Segment Start: Records provided

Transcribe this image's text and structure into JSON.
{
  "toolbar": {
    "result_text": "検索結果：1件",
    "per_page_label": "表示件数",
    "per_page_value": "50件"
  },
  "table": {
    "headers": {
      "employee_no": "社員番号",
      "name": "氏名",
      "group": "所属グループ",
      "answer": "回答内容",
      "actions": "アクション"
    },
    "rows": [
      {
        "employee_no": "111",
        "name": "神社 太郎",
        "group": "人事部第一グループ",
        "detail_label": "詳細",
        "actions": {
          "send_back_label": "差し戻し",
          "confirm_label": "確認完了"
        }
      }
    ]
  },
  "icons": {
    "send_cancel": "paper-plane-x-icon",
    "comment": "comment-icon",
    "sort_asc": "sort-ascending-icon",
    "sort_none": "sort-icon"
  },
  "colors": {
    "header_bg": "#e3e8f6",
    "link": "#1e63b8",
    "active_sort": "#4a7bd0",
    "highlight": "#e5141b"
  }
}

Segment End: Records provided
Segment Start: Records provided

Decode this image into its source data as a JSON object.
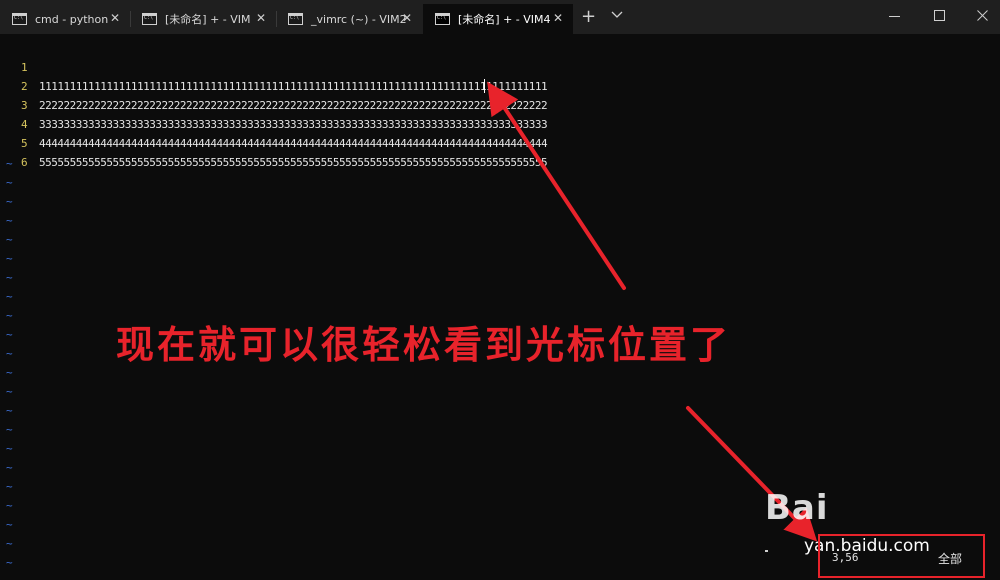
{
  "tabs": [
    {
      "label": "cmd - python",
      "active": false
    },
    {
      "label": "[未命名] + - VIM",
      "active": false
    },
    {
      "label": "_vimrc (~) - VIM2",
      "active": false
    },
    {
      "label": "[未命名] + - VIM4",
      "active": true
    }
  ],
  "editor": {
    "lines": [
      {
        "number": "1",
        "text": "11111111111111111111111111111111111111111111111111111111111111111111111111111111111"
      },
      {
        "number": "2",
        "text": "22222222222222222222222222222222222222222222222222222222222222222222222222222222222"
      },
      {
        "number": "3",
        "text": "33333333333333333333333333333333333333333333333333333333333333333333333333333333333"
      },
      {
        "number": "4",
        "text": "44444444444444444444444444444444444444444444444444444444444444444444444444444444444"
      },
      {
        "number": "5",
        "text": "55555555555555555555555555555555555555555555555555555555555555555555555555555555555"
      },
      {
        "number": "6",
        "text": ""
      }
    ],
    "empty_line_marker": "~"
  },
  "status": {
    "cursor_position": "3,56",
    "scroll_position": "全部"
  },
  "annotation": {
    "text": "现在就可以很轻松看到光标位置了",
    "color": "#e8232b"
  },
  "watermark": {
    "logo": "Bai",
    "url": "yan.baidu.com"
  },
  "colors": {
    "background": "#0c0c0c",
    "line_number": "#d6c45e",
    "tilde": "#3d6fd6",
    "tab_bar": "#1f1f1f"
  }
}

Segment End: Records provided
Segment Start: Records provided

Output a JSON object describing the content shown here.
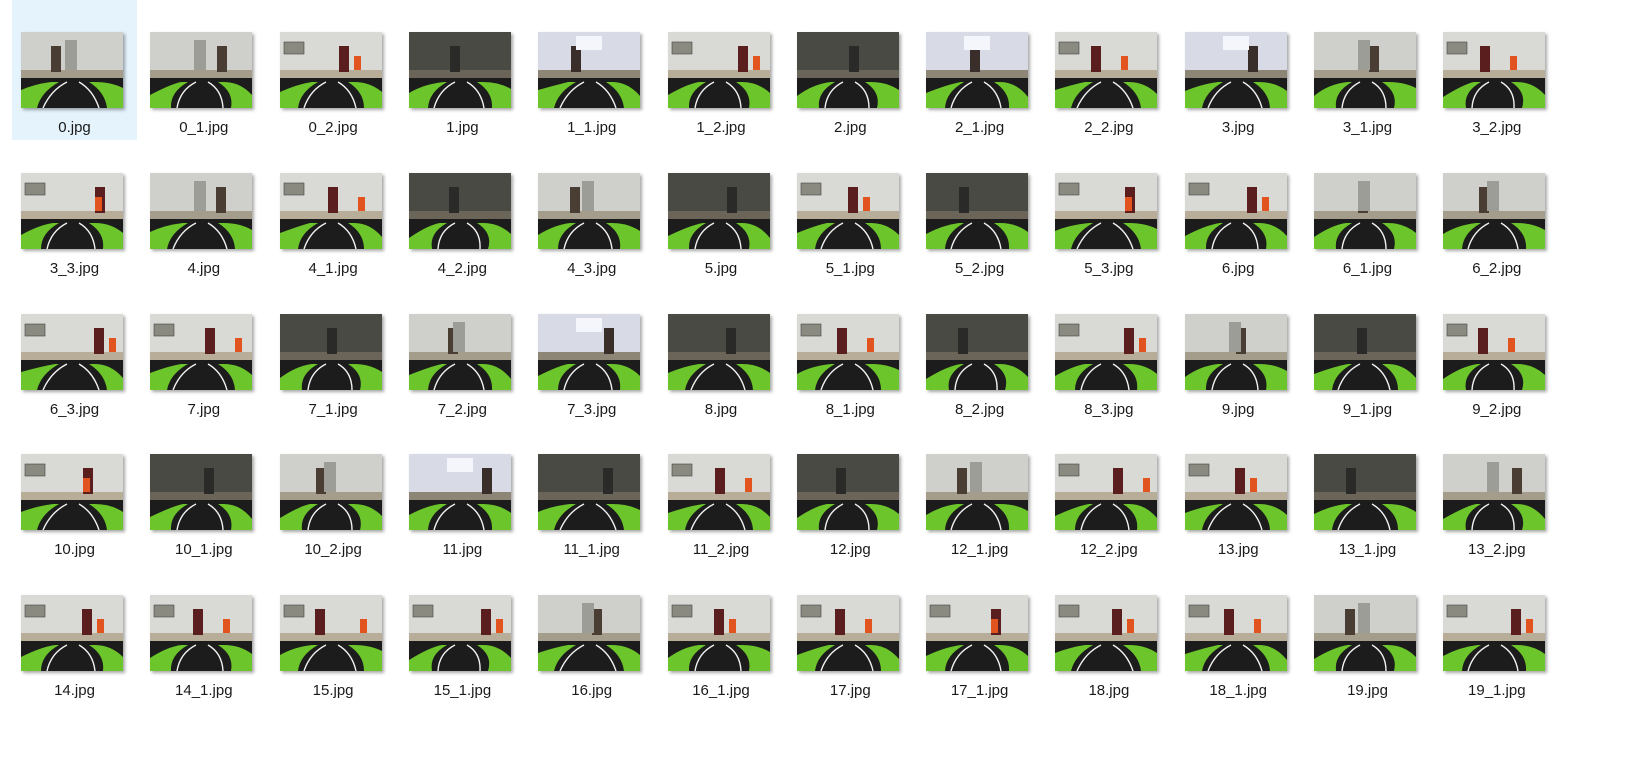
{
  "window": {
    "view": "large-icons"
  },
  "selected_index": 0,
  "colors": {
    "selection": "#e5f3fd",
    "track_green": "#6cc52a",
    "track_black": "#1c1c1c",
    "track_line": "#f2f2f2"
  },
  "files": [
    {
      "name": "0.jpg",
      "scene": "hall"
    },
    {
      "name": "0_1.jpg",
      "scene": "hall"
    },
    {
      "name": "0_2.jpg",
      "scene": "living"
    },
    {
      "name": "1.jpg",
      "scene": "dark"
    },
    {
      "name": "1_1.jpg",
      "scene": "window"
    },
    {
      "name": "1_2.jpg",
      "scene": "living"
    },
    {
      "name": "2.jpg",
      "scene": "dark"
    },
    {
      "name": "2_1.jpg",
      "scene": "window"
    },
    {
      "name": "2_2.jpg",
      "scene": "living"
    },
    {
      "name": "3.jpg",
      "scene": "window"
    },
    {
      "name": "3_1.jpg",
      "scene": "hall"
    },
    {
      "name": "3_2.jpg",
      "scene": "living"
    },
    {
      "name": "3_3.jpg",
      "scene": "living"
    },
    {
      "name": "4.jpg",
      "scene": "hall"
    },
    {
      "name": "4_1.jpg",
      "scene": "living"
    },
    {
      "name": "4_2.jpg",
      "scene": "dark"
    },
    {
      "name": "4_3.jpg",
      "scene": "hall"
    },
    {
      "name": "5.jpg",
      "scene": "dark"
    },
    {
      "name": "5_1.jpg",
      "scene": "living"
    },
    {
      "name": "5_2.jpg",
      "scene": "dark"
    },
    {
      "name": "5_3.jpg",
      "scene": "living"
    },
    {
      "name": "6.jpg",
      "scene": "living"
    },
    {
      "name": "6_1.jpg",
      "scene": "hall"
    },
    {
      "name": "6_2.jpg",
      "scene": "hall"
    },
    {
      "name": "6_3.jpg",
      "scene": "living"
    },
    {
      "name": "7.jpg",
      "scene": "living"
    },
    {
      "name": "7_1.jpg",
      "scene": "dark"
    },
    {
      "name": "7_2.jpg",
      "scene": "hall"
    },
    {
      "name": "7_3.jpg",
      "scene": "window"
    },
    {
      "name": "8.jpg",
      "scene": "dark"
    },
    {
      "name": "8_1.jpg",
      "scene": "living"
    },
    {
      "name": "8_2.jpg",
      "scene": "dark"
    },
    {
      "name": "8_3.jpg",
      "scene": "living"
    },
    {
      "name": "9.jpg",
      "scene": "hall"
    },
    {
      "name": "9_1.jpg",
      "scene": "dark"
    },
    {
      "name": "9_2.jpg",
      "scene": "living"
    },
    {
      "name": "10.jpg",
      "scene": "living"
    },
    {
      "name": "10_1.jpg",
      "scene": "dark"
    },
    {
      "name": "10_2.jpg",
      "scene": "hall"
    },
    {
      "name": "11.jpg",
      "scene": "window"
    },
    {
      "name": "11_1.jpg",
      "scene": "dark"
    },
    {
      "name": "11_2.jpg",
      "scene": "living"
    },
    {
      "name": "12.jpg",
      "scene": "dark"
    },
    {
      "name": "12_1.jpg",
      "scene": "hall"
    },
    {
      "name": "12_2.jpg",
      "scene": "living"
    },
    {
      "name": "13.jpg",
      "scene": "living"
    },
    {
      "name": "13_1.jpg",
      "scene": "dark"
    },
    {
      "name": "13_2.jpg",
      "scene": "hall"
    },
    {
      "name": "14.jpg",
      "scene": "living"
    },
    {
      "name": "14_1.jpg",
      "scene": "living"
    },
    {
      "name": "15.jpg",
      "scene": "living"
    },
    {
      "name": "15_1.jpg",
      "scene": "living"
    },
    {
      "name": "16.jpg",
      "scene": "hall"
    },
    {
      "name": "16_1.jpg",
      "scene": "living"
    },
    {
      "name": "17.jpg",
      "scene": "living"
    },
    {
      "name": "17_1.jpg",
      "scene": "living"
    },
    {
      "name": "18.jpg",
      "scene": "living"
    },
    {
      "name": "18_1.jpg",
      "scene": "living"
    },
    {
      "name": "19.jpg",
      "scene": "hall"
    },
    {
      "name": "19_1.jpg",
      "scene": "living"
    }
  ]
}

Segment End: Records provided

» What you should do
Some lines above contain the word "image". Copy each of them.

» Answer for this exercise
Transcribe this image's text and structure into JSON.
Decode this image into its source data as a JSON object.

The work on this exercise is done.